Some more plot quibbles. Kenji’s something of a math whiz, and ends up inadvertently becoming implicated as the perpetrator of the big crisis that befalls Oz as a result. He freaks out when he sees his picture on the TV, there’s a palpable sense of tension as he attempts to avoid the inevitable, and then he’s caught. The movie telegraphs that the action is going to shift away from the Jinnouchi household, but that can’t happen because the movie is most interested in the character drama of the family. Kenji ends up back at the house, and unceremoniously absolved of doubt in the crisis that only twenty minutes prior threatened to swallow up him and everyone else. Again: it’s very exciting while you’re watching, but it rings a little hollow in retrospect.
And meanwhile, Natsuki is just kind of there. We are introduced to another interesting member of the Jinnouchi extended family, whose existence and affinity for Natsuki partially explains her insistence on bringing Kenji along, but it barely registers. Another thirty to forty minutes later, and Natsuki is suddenly pivotal to the plot again. Everyone else has just about the right amount of screen time. Just… not Natsuki. It’s definitely a misstep. She’s right there next to Kenji in the dang movie poster, but ultimately she — and her relationship with Kenji — is subservient to the movie’s most interesting character: the family. Hosoda clearly wanted to have it both ways, and this is where he stumbles, if only a little.
Summer Wars is a little conflicted, you might say. On the one hand, there are visually stunning aerial martial arts battles raging deep within a fantastic cybernetic dreamscape. On the other hand, there are the human beings controlling those fights, who live and breathe and use that artificial world to the benefit of their real lives, in which the movie is just as if not more interested.
On the one hand, there are moments of frenetic action, of slapstick goofiness, of freewheeling and lighthearted adventure that don’t so much push the movie forward as send it careening down the side of a mountain on a rocket sled. On the other hand, there are scenes of intense longing, heartfelt emotion, and profound despair, willing to linger as long as necessary to tug on the audience’s heart strings.
On the one hand, there are the weary anime tropes of the antisocial stammering nerd, the pretty girl who ropes him into a whirlwind of adventure and eventually falls in love with him, the visual and stylistic motifs of the card game with rules you don’t even need to know played for the fate of the world. And on the other hand, there is the warmth of a family comedy, an almost Capra-like sensibility for characterization, a massive family numbering in the twenties made into recognizable, likable people in under two hours.
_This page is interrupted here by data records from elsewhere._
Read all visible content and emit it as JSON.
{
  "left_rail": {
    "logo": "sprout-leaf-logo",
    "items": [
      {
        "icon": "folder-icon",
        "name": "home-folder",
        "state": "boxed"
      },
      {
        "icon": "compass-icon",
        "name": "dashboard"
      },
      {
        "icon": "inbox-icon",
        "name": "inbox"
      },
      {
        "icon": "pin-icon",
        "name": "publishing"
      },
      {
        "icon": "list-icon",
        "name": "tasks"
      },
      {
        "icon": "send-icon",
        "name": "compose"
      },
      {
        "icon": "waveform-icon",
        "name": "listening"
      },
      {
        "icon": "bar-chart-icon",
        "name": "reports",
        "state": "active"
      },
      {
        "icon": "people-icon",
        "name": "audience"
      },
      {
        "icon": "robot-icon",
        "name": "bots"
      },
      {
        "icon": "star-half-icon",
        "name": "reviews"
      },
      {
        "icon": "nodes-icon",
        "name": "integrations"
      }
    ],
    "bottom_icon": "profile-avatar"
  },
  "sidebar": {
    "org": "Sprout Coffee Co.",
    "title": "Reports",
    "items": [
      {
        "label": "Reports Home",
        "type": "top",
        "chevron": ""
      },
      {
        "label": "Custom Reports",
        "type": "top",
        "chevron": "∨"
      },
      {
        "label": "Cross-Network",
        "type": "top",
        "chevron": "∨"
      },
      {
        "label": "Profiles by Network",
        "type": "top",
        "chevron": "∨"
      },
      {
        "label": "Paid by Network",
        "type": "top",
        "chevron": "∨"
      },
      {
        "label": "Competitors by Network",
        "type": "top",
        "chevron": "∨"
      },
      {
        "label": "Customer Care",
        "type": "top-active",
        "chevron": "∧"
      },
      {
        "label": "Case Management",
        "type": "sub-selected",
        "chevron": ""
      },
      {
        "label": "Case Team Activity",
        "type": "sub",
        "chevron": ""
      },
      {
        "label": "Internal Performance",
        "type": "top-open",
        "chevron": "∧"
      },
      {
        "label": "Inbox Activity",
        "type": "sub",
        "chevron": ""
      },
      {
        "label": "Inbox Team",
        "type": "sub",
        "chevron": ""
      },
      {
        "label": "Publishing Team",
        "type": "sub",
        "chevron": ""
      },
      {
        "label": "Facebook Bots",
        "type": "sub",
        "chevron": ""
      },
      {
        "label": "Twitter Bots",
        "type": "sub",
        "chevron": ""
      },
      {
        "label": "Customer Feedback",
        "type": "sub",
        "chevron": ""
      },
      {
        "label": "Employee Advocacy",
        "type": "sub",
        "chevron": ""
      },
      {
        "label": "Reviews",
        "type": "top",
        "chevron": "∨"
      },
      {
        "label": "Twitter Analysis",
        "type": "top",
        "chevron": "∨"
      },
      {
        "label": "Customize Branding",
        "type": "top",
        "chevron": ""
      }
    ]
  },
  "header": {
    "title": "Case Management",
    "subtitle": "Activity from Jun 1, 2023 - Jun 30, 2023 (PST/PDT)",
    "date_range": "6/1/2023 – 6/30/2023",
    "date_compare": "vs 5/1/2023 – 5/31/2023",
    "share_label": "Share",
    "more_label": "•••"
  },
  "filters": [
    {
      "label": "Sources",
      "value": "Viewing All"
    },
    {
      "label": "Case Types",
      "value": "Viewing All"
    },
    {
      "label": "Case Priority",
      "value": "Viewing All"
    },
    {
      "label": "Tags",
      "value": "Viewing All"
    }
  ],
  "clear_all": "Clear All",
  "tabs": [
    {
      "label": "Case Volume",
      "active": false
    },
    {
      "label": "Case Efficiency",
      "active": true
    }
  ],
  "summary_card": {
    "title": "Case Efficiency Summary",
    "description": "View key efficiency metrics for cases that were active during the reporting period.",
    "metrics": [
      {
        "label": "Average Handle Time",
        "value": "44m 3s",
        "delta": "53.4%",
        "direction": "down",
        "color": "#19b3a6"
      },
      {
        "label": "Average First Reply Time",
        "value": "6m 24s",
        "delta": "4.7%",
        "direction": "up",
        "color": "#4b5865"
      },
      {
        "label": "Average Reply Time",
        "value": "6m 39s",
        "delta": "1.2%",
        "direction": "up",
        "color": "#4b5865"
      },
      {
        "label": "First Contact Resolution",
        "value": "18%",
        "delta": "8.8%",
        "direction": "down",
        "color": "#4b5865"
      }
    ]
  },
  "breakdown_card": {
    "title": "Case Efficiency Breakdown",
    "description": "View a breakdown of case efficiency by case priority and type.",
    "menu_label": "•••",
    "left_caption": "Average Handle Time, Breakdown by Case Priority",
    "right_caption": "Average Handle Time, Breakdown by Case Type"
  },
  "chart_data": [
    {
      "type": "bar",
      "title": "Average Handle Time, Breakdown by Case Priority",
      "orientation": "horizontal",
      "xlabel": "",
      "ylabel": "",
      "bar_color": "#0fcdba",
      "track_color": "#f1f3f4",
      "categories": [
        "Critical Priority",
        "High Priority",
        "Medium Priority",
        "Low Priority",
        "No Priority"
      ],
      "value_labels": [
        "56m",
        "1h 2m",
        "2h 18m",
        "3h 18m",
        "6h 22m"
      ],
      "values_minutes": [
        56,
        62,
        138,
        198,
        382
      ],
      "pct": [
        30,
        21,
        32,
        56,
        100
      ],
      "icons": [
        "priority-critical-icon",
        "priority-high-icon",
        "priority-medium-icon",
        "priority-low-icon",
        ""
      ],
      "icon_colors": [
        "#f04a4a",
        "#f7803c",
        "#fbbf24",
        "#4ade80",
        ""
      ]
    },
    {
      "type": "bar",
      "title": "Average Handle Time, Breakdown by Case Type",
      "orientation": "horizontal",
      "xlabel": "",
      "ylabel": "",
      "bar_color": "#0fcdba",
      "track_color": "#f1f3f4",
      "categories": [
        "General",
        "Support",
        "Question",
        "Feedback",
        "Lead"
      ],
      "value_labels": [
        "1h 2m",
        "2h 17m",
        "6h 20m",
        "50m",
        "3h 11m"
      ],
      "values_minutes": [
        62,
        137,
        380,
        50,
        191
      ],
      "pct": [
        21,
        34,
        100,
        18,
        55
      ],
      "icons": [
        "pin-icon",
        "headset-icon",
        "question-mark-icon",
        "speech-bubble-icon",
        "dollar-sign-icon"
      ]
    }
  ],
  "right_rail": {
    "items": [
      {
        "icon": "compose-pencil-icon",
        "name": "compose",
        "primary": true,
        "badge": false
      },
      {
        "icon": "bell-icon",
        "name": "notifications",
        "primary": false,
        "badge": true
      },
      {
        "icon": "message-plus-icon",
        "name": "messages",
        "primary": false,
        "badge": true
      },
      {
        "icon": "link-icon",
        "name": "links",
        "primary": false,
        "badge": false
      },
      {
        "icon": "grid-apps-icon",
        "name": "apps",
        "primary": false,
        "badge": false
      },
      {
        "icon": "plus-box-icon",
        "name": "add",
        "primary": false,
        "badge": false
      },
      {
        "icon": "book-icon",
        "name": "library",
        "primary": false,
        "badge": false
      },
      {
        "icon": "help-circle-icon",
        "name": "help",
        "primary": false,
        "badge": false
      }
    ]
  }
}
Summer Wars wants to be a lot of things to a lot of people. It wants to be the big summer blockbuster. It wants to be the touching and introspective family drama. And it wants to be a commentary about the role technology plays in our lives, both for good and for ill.
Mostly, though, it’s an unbelievable amount of fun, a visually stunning crowd-pleaser that’s always giving us someone or something new to look at, think about, and care for. Hosoda has crafted an astonishingly enjoyable film, and while the details fall apart a little under scrutiny, its heart is very distinctly in the right place. I do not dig Summer Wars to the same degree as, say, Tokyo Godfathers. But it’s a good movie, and I would emphatically recommend it to anyone.
Whatever Hosoda does next, I hope he hits it out of the park. Again. He can only go farther next time.